Every week on the show “Call the Midwife” I watch truth and grace collide. And I cry.
For those who know the show, I think you’ll understand. For those who don’t – you’ll have to trust me on this one. The show is based on the memoir of a midwife and takes place in the 1950’s in London’s East End, an impoverished area of the city where babies are birthed and life happens raw. Flats are small and crowded with kids, husbands are dock workers, and wives share walls with other wives, everyone in each other’s business. Into this landscape come a group of nuns and young midwives on bicycles, going into homes to birth babies, check up on mums, and sit with the weeping and rejoicing.
The nuns have their complines after their evening meals and their standards. They love God and they love people. They disagree with abortion, infidelity, abuse and neglect. But when those things come their way, which they do in every episode, they meet the issue with grace and common sense.
The viewer never feels like these nuns are giving up their standards; never feels like they are not living true to their values. Instead, you feel buoyed by their strong faith, enabling them to walk into the worst of situations and with a silent prayer do what they need to do. If it’s finding a home for a baby whose father finds out he’s not the real father, they do it. If it’s helping a young woman who has tried a self-induced abortion and is dying from bleeding, they help to ensure her safety. If it’s protecting someone from an abusive husband, they protect. If they lived in the 1990’s they could, without hypocrisy wear the WWJD bracelet….only they wouldn’t because if you’re living it, you don’t need to wear it.
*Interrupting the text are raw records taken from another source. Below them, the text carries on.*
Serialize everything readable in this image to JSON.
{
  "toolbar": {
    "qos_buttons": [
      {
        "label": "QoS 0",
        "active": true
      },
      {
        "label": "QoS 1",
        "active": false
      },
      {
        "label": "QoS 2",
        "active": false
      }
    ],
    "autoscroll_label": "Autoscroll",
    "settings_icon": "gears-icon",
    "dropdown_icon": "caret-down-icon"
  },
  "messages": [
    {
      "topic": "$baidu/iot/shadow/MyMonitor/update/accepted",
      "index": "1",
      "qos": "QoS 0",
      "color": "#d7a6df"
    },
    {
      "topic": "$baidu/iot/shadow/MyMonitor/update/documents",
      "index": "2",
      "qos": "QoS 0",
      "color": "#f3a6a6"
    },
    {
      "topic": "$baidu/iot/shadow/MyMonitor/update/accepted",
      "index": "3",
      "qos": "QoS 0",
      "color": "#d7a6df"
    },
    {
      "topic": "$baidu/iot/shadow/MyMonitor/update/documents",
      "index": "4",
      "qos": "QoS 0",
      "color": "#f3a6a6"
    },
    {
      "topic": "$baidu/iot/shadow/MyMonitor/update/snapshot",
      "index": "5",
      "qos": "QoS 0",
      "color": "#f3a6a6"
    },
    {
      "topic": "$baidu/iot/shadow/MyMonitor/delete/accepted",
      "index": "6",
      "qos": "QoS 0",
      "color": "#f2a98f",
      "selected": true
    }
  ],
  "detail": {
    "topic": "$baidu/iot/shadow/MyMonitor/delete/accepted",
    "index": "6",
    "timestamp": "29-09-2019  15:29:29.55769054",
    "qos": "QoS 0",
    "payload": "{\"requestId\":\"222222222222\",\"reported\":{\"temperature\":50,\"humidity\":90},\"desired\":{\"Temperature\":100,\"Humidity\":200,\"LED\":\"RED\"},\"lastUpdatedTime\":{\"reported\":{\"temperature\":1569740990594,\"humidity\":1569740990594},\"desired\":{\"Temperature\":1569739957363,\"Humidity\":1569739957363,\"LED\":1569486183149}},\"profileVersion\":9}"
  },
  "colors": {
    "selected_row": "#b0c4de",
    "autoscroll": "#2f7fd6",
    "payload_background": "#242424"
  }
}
In “Call the Midwife” – Truth and Grace collide and the result is astonishing. People are changed, healed, comforted, but above all loved.